## DATA RECORDS
-*-

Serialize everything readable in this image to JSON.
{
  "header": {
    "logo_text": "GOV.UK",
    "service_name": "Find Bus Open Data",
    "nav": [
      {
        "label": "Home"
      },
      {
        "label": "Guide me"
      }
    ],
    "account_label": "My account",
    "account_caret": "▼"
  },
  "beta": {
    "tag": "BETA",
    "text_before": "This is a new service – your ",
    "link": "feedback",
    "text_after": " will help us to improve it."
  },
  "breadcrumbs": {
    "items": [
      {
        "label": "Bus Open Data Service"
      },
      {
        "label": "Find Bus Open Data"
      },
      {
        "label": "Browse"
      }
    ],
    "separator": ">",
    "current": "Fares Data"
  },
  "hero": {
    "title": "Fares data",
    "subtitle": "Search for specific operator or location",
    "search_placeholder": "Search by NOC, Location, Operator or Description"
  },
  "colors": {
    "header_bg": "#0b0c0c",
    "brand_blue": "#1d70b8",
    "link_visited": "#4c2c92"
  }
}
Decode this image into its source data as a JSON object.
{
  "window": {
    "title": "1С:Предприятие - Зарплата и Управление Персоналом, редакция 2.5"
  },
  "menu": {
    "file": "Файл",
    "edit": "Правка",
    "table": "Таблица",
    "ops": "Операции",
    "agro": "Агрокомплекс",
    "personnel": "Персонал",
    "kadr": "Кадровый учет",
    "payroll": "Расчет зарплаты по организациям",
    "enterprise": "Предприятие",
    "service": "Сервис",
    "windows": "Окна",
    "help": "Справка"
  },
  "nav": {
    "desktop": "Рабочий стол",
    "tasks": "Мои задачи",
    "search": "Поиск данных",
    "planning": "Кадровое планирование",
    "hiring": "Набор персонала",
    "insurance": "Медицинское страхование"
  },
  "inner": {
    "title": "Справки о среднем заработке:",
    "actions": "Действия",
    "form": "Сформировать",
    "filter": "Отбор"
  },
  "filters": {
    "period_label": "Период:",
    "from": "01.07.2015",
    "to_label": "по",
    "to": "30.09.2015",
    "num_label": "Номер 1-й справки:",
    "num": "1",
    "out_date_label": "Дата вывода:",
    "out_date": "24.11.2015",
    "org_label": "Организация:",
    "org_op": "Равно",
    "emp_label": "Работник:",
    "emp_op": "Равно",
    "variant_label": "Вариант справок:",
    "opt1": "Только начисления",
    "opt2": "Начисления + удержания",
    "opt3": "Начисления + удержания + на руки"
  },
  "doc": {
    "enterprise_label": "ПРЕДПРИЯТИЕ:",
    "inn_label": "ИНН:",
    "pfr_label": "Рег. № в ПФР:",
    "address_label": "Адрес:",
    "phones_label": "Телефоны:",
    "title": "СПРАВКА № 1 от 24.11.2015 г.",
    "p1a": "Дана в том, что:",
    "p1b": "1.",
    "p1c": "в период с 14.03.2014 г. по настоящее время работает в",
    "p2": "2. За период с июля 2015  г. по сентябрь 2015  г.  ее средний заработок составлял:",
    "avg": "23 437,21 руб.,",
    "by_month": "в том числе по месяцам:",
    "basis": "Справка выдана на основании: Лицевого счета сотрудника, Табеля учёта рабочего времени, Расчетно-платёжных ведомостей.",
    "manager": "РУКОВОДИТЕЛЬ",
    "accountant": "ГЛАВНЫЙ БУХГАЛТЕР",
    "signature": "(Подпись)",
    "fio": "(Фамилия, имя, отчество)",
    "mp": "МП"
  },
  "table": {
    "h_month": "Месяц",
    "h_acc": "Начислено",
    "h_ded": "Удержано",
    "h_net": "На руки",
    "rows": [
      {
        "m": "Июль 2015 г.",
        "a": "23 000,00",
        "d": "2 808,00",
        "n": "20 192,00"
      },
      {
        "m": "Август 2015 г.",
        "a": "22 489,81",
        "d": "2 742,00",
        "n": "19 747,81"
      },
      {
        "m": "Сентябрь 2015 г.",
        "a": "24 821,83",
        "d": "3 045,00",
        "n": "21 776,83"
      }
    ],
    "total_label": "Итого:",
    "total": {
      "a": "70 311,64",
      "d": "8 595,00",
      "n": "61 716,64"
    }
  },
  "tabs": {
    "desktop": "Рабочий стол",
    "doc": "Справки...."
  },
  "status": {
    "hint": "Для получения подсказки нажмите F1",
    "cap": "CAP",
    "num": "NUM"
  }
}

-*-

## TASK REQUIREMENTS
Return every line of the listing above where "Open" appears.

## RESPONSE BELOW
    "service_name": "Find Bus Open Data",
        "label": "Bus Open Data Service"
        "label": "Find Bus Open Data"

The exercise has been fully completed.